### PROVIDED INFORMATION

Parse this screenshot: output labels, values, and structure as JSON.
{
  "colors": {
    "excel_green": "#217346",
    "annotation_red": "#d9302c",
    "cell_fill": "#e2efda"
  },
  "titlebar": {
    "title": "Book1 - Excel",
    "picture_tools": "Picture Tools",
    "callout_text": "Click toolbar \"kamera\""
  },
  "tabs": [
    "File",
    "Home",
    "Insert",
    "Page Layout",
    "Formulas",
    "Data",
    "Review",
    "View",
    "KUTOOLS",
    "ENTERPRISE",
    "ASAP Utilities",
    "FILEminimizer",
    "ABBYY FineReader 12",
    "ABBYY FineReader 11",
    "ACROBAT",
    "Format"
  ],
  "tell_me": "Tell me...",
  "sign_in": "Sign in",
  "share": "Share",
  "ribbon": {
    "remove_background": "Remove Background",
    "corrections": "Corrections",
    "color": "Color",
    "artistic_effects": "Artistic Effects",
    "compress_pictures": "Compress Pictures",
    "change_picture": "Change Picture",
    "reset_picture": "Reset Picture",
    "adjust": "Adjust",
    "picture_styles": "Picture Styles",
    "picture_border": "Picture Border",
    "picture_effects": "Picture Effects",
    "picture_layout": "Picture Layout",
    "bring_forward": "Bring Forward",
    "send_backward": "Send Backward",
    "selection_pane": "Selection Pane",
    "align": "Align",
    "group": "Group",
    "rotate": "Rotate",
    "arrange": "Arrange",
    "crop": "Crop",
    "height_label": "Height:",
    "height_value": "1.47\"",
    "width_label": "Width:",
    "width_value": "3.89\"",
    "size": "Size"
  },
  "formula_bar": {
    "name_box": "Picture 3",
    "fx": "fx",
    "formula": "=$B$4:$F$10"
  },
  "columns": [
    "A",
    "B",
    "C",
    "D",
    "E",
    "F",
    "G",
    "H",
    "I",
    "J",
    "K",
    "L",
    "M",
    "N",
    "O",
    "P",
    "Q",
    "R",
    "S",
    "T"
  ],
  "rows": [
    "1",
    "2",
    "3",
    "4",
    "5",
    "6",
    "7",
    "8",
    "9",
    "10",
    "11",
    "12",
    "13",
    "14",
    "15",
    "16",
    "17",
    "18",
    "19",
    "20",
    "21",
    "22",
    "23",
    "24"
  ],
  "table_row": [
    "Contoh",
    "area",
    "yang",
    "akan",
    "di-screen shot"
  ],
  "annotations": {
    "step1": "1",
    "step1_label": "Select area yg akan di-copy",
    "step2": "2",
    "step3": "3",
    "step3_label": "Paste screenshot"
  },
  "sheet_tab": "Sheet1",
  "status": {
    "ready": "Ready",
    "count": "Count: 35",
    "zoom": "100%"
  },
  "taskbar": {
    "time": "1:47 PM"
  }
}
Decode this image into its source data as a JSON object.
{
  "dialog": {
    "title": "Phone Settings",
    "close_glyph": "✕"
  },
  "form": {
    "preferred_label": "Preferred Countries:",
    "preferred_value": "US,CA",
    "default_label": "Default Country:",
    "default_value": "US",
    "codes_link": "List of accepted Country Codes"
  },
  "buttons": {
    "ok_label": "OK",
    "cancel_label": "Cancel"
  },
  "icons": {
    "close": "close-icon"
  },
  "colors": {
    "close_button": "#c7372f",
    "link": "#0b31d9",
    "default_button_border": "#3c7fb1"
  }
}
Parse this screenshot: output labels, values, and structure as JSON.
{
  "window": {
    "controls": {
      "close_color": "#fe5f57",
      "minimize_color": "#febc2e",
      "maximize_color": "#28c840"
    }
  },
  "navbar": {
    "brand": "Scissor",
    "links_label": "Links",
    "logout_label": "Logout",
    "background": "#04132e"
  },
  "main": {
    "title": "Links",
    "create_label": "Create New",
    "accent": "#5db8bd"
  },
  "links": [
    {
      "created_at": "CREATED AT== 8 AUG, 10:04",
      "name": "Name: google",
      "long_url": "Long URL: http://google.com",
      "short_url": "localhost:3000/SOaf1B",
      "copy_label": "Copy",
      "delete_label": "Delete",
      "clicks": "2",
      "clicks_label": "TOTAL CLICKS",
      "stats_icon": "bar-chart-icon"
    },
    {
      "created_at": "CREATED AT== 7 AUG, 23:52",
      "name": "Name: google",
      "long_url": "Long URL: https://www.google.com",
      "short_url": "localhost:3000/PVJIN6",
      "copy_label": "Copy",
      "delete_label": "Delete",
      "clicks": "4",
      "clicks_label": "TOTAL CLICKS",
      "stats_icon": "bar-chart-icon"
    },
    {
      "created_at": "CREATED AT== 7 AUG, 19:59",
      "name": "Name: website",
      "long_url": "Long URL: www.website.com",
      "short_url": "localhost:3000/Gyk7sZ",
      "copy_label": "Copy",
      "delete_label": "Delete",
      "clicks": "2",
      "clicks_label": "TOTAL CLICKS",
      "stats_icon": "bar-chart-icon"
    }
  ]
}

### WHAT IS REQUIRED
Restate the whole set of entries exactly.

### YOUR RESPONSE
Parse this screenshot: output labels, values, and structure as JSON.
{
  "colors": {
    "excel_green": "#217346",
    "annotation_red": "#d9302c",
    "cell_fill": "#e2efda"
  },
  "titlebar": {
    "title": "Book1 - Excel",
    "picture_tools": "Picture Tools",
    "callout_text": "Click toolbar \"kamera\""
  },
  "tabs": [
    "File",
    "Home",
    "Insert",
    "Page Layout",
    "Formulas",
    "Data",
    "Review",
    "View",
    "KUTOOLS",
    "ENTERPRISE",
    "ASAP Utilities",
    "FILEminimizer",
    "ABBYY FineReader 12",
    "ABBYY FineReader 11",
    "ACROBAT",
    "Format"
  ],
  "tell_me": "Tell me...",
  "sign_in": "Sign in",
  "share": "Share",
  "ribbon": {
    "remove_background": "Remove Background",
    "corrections": "Corrections",
    "color": "Color",
    "artistic_effects": "Artistic Effects",
    "compress_pictures": "Compress Pictures",
    "change_picture": "Change Picture",
    "reset_picture": "Reset Picture",
    "adjust": "Adjust",
    "picture_styles": "Picture Styles",
    "picture_border": "Picture Border",
    "picture_effects": "Picture Effects",
    "picture_layout": "Picture Layout",
    "bring_forward": "Bring Forward",
    "send_backward": "Send Backward",
    "selection_pane": "Selection Pane",
    "align": "Align",
    "group": "Group",
    "rotate": "Rotate",
    "arrange": "Arrange",
    "crop": "Crop",
    "height_label": "Height:",
    "height_value": "1.47\"",
    "width_label": "Width:",
    "width_value": "3.89\"",
    "size": "Size"
  },
  "formula_bar": {
    "name_box": "Picture 3",
    "fx": "fx",
    "formula": "=$B$4:$F$10"
  },
  "columns": [
    "A",
    "B",
    "C",
    "D",
    "E",
    "F",
    "G",
    "H",
    "I",
    "J",
    "K",
    "L",
    "M",
    "N",
    "O",
    "P",
    "Q",
    "R",
    "S",
    "T"
  ],
  "rows": [
    "1",
    "2",
    "3",
    "4",
    "5",
    "6",
    "7",
    "8",
    "9",
    "10",
    "11",
    "12",
    "13",
    "14",
    "15",
    "16",
    "17",
    "18",
    "19",
    "20",
    "21",
    "22",
    "23",
    "24"
  ],
  "table_row": [
    "Contoh",
    "area",
    "yang",
    "akan",
    "di-screen shot"
  ],
  "annotations": {
    "step1": "1",
    "step1_label": "Select area yg akan di-copy",
    "step2": "2",
    "step3": "3",
    "step3_label": "Paste screenshot"
  },
  "sheet_tab": "Sheet1",
  "status": {
    "ready": "Ready",
    "count": "Count: 35",
    "zoom": "100%"
  },
  "taskbar": {
    "time": "1:47 PM"
  }
}
Decode this image into its source data as a JSON object.
{
  "dialog": {
    "title": "Phone Settings",
    "close_glyph": "✕"
  },
  "form": {
    "preferred_label": "Preferred Countries:",
    "preferred_value": "US,CA",
    "default_label": "Default Country:",
    "default_value": "US",
    "codes_link": "List of accepted Country Codes"
  },
  "buttons": {
    "ok_label": "OK",
    "cancel_label": "Cancel"
  },
  "icons": {
    "close": "close-icon"
  },
  "colors": {
    "close_button": "#c7372f",
    "link": "#0b31d9",
    "default_button_border": "#3c7fb1"
  }
}
Parse this screenshot: output labels, values, and structure as JSON.
{
  "window": {
    "controls": {
      "close_color": "#fe5f57",
      "minimize_color": "#febc2e",
      "maximize_color": "#28c840"
    }
  },
  "navbar": {
    "brand": "Scissor",
    "links_label": "Links",
    "logout_label": "Logout",
    "background": "#04132e"
  },
  "main": {
    "title": "Links",
    "create_label": "Create New",
    "accent": "#5db8bd"
  },
  "links": [
    {
      "created_at": "CREATED AT== 8 AUG, 10:04",
      "name": "Name: google",
      "long_url": "Long URL: http://google.com",
      "short_url": "localhost:3000/SOaf1B",
      "copy_label": "Copy",
      "delete_label": "Delete",
      "clicks": "2",
      "clicks_label": "TOTAL CLICKS",
      "stats_icon": "bar-chart-icon"
    },
    {
      "created_at": "CREATED AT== 7 AUG, 23:52",
      "name": "Name: google",
      "long_url": "Long URL: https://www.google.com",
      "short_url": "localhost:3000/PVJIN6",
      "copy_label": "Copy",
      "delete_label": "Delete",
      "clicks": "4",
      "clicks_label": "TOTAL CLICKS",
      "stats_icon": "bar-chart-icon"
    },
    {
      "created_at": "CREATED AT== 7 AUG, 19:59",
      "name": "Name: website",
      "long_url": "Long URL: www.website.com",
      "short_url": "localhost:3000/Gyk7sZ",
      "copy_label": "Copy",
      "delete_label": "Delete",
      "clicks": "2",
      "clicks_label": "TOTAL CLICKS",
      "stats_icon": "bar-chart-icon"
    }
  ]
}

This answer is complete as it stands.